**DESCRIPTION OF THE TASK**
Your task is to find every line of the data that holds the string "Expenses" and copy it.
==== EXTRACTED MATERIAL ====
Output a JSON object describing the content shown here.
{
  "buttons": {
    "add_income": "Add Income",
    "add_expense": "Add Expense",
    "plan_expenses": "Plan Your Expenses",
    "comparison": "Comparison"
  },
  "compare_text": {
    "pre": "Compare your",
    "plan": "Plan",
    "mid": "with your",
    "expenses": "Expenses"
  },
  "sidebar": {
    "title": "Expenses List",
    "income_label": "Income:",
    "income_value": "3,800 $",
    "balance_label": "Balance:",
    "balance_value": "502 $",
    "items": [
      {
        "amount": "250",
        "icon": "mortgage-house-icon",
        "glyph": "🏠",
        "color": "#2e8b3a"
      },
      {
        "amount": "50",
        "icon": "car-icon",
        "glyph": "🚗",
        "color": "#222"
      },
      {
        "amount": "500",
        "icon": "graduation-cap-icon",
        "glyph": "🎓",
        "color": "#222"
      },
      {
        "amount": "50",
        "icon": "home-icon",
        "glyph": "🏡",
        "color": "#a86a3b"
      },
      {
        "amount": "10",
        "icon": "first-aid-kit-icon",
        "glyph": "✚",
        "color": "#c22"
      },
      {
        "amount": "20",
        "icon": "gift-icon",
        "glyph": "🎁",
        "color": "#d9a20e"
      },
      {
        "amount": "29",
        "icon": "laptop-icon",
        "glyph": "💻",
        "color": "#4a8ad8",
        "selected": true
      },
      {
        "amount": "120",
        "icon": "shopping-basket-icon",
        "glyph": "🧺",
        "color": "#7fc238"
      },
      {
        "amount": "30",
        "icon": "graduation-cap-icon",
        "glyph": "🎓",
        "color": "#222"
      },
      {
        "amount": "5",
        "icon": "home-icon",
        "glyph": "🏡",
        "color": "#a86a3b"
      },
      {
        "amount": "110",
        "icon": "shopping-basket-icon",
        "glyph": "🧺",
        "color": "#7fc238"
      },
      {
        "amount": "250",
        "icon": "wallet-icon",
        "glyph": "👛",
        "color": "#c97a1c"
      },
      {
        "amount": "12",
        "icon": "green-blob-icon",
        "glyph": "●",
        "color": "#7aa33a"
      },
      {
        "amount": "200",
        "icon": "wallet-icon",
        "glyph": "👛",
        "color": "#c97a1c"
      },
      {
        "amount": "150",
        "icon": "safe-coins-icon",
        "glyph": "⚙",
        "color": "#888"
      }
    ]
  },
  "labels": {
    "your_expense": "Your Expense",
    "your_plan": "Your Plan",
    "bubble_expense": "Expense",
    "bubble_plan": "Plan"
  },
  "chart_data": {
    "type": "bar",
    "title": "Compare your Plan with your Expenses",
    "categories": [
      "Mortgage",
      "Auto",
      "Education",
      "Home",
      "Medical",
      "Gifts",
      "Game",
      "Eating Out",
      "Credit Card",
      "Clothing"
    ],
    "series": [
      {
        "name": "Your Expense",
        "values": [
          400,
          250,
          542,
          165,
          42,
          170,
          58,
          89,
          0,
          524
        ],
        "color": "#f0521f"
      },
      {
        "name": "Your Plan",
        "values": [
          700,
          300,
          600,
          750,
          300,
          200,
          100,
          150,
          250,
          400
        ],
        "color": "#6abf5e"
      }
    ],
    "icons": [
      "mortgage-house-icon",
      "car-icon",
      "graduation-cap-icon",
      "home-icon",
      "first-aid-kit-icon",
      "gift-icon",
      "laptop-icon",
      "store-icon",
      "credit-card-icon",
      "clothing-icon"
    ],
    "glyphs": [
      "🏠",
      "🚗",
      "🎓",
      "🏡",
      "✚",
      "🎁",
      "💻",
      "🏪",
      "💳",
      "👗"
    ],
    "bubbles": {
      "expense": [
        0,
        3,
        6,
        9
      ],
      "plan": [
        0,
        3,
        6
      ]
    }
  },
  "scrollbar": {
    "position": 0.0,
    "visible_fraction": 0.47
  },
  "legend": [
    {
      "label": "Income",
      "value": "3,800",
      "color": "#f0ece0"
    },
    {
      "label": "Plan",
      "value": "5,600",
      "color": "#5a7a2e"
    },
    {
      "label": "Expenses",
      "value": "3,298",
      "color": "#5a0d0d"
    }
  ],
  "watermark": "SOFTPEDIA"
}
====
**ANSWER TO THE EXERCISE**
    "plan_expenses": "Plan Your Expenses",
    "expenses": "Expenses"
    "title": "Expenses List",
    "title": "Compare your Plan with your Expenses",
      "label": "Expenses",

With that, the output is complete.